rush in which the process was pushed forward opened him to criticism
that the process was fundamentally flawed, which has become one of the
main criticisms of the more moderate critics of the reform."
Another error was the insistence on voting for all the proposals en bloc
on a take it or leave it basis. It's perfectly possibly that a number of
the proposals might have got through if a vote on each had been allowed.
This would have compelled the Bolivarians to campaign more effectively
at grassroots level through organised discussions and debates (as the
French Left did to win the argument and defeat the EU Constitution ). It
is always a mistake to underestimate the electorate and Chavez knows
this better than most.
What is to be done now? The President is in office till 2013 and
whatever else Chavez may be the description of 'lame-duck' will never
fit him. He is a fighter and he will be thinking of how to strengthen
the process. If properly handled the defeat could be a blessing in
disguise. It has, after all, punctured the arguments of the Western
pundits who were claiming for the last eight years that democracy in
Venezuela was dead and authoritarianism had won.
Anyone who saw Chavez' speech accepting defeat last night (as I did here
in Guadalajara with Mexican friends) will not be in any doubt regarding
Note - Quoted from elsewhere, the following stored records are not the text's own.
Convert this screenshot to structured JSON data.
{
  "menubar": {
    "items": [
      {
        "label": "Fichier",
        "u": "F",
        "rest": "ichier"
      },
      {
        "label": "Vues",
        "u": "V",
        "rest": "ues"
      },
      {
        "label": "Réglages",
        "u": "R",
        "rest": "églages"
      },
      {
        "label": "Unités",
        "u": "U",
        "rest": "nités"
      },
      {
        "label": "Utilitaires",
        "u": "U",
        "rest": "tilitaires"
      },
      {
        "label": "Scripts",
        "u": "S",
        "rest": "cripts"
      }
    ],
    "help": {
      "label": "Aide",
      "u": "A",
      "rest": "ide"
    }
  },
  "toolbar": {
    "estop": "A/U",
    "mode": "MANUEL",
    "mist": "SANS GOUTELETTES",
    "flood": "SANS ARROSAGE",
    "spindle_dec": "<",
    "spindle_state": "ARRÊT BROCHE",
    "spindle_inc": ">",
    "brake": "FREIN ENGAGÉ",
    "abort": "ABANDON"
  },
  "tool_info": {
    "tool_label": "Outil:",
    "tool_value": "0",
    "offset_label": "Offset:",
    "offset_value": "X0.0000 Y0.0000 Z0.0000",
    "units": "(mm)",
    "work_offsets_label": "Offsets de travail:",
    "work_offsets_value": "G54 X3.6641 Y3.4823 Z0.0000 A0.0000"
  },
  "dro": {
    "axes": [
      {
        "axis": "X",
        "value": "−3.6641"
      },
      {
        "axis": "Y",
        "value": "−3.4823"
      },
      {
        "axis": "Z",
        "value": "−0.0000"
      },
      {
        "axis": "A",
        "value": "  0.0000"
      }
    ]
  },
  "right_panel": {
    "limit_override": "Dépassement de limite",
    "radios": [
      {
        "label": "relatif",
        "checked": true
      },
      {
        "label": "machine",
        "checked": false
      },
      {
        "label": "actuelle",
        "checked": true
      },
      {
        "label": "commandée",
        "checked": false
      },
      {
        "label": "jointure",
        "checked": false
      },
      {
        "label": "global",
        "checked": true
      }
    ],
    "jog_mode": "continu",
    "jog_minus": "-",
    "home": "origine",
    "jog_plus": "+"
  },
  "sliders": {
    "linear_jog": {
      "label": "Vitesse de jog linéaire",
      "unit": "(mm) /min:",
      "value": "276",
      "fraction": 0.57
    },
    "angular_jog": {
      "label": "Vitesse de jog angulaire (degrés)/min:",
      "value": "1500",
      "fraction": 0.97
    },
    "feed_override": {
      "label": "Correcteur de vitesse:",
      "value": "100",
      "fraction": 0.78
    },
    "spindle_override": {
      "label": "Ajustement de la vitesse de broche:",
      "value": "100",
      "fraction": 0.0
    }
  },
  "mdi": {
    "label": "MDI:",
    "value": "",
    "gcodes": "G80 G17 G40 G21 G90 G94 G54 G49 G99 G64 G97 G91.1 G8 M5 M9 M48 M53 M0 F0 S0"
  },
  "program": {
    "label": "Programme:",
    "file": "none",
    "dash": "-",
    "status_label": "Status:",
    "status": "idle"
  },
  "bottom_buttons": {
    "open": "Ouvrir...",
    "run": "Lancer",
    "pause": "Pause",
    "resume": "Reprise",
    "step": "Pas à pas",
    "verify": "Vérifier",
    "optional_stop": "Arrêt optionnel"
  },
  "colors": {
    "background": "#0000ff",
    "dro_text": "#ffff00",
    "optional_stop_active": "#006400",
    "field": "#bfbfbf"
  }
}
his commitment to a democratically embedded social process. That much is
clear. One of the weaknesses of the movement in Venezuela has been the
over-dependence on one person. It is dangerous for the person (one
bullet can be enough) and it is unhealthy for the Bolivarian process.
There will be a great deal of soul-searching taking place in Caracas,
but the key now is an open debate analysing the causes of the setback
and a move towards a collective leadership to decide on the next
candidate. It's a long time ahead but the discussions should start now.
Deepening popular participation and encouraging social inclusion (as
envisaged in the defeated constitutional changes) should be done anyway.
The referendum defeat will undoubtedly boost the Venezuelan opposition
and the Right in Latin America, but they would be foolish to imagine
that this victory will automatically win them the Presidency. If the
lessons of the defeat are understood it is the Bolivarians who will win.
Tariq Ali's new book, Pirates of the Caribbean: Axis of Hope, is
published by Verso. He can be reached at: tariq.ali3 at btinternet.com
More information about the Debate-list